By the end of the week all the units, cornice and belfast sink were fitted. Only the plumbing for the taps and drill the hole for the extractor vent to do. Whilst the kitchen is fitted during the day, I've been painting during the evening. The ceiling has been painted in Homebase 'Ivory Linen' Classic interior emulsion paint; a soft off-white colour that is more sympathic with the older style property. The walls were painted in Crown 'Jersy Cream' emulsion for kitchens and bathrooms; a soft warm yellow. It is important to increase the feeling of light and warmth in this room as it does not receive any natural sunshine and faces north.
Week 5: December 10th, 2007:
After considering all the various floor covering options, we finally decided upon Forbo Marmoleum for its natural bactericidal properties and ease of cleaning. It is also very tough, does not become a skating rink if wet and copes with my springer spaniels. Flooring specialists Flooring & Tile Centre fitted the floor tiles.
The entire kitchen was covered in 50cm sq tiles in the colour 'Butter' and the hall received a little bit extra treatment with a border in the colour 'Brick'. I have found it really useful to have a continuous flooring throughout the hall and kitchen, as sweeping and cleaning is quick and easy. The border naturally defines the two areas and picks up the red diamonds in the stained glass and the teak stained woodwork. As you can see, the old floor in hand painted black and white geometric design had seen better days.
The day after the floor was finished, the granite worktop arrived. It was cut and installed by local company Stone Cladding International Masonry Limited. We chose 'Giallo Veneziano' for its warmth and interesting pattern, which coordinated with the flooring, wall and cupboard paints and wood stains. They also fitted the upstands, which was chosen in preference to tiles. Tiling would have been too busy a pattern next to the granite and would only have detracted from its character.
The kitchen fitters returned to tidy up loose ends. The taps are now fully installed; the hood extractor works; the washing machine has been connected.

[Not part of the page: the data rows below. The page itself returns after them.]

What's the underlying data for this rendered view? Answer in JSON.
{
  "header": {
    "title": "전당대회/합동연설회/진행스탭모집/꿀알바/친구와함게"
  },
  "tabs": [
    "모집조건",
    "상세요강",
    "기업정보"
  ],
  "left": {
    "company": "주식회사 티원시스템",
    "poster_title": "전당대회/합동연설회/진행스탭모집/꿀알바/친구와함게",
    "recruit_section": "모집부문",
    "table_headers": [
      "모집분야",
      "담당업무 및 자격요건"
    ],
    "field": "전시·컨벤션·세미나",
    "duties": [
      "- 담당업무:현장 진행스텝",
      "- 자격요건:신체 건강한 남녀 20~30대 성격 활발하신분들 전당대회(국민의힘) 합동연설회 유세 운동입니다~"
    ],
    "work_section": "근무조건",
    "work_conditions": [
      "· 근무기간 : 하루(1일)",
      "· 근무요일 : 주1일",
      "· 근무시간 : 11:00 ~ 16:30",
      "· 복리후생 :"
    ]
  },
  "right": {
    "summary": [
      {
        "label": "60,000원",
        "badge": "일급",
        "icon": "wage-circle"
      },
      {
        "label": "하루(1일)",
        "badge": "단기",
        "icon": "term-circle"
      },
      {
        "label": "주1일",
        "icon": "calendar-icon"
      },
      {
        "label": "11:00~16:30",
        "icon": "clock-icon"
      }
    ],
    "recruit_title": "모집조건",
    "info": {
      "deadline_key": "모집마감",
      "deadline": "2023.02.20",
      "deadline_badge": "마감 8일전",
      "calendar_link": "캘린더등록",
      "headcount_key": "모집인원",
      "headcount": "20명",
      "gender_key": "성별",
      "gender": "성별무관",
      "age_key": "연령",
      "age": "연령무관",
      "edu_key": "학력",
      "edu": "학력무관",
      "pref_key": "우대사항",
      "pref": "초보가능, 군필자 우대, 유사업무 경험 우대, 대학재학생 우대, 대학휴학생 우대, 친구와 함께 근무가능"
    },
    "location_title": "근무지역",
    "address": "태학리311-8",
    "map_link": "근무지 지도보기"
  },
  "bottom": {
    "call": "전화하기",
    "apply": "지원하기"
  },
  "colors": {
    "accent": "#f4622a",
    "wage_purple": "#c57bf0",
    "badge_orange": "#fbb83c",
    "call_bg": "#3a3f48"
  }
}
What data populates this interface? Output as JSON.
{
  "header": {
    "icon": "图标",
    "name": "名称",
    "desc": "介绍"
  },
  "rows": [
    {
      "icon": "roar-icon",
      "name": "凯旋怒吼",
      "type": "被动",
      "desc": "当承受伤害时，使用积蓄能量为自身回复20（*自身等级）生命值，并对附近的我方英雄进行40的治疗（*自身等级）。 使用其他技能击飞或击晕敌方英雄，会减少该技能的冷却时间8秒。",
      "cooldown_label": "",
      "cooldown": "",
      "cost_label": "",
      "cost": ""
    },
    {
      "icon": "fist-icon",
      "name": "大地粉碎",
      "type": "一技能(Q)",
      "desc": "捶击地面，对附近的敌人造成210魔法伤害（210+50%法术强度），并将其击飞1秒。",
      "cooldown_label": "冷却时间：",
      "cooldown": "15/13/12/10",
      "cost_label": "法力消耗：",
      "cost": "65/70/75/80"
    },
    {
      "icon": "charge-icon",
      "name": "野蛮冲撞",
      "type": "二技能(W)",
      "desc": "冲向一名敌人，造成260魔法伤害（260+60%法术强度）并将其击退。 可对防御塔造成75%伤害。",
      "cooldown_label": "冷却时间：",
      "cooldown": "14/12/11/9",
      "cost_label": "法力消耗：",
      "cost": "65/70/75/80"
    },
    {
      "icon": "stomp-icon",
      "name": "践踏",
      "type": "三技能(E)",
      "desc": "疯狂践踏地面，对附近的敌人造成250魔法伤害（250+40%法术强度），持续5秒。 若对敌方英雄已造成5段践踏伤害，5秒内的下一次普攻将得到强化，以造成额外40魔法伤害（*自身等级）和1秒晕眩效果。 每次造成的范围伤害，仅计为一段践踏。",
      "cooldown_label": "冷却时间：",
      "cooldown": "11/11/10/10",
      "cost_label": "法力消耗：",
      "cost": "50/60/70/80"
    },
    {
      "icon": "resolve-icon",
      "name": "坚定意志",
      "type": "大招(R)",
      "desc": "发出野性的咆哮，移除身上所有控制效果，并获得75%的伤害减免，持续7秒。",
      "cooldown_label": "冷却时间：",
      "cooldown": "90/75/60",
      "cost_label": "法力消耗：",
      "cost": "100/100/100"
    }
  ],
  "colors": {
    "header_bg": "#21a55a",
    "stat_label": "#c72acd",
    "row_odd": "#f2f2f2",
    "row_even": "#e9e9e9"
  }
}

In searching for just the right knobs and door handles that complimented the age of the property; the design of the cupboards and the colour of the hinges, I discovered Broughtons of Leicester. They provided an excellent service and top quality fittings for my cupboards and drawers. It is important to spend time and attention on the finishing details as they will enhance and add period atmosphere to your home. So with the knobs and handles attached I have a functioning kitchen again....yehar.
At this stage I was still finishing the painting as one wall around the chimney just took ages to dry.
Week 6: December 17th, 2007:
It's only a week until Christmas, so I attached the new skirting, finished painting the walls and unpacked the kitchen again. The temporary kitchen was dismantled and the last removal of the old kitchen was done. I decided to wait until the new year before staining the skirting and building a boxed cover for the pipes near the sink.
A clever tip on how to hide cables and pipes:
I constructed a simple 3 sided box using plywood, but mdf could have done the job. It was painted prior to installation. I then attached the box to the wall using strong door magnets. It holds fast, no nails visible, yet is easy to remove and replace...just in case without needing to use any tools nor repaint.
New Year - 2008 - New Kitchen
Ten years have now come and gone. In 2018, I spruced up the kitchen, it was completely repainted in exactly the same colours. It still looks as good as new. The kitchen units are still perfect; a testament to an excellent product. I've now added new glass pendant lighting and acquired a new cream coloured retro styled fridge-freezer made by Gorenje. The work area layout has been a resounding success.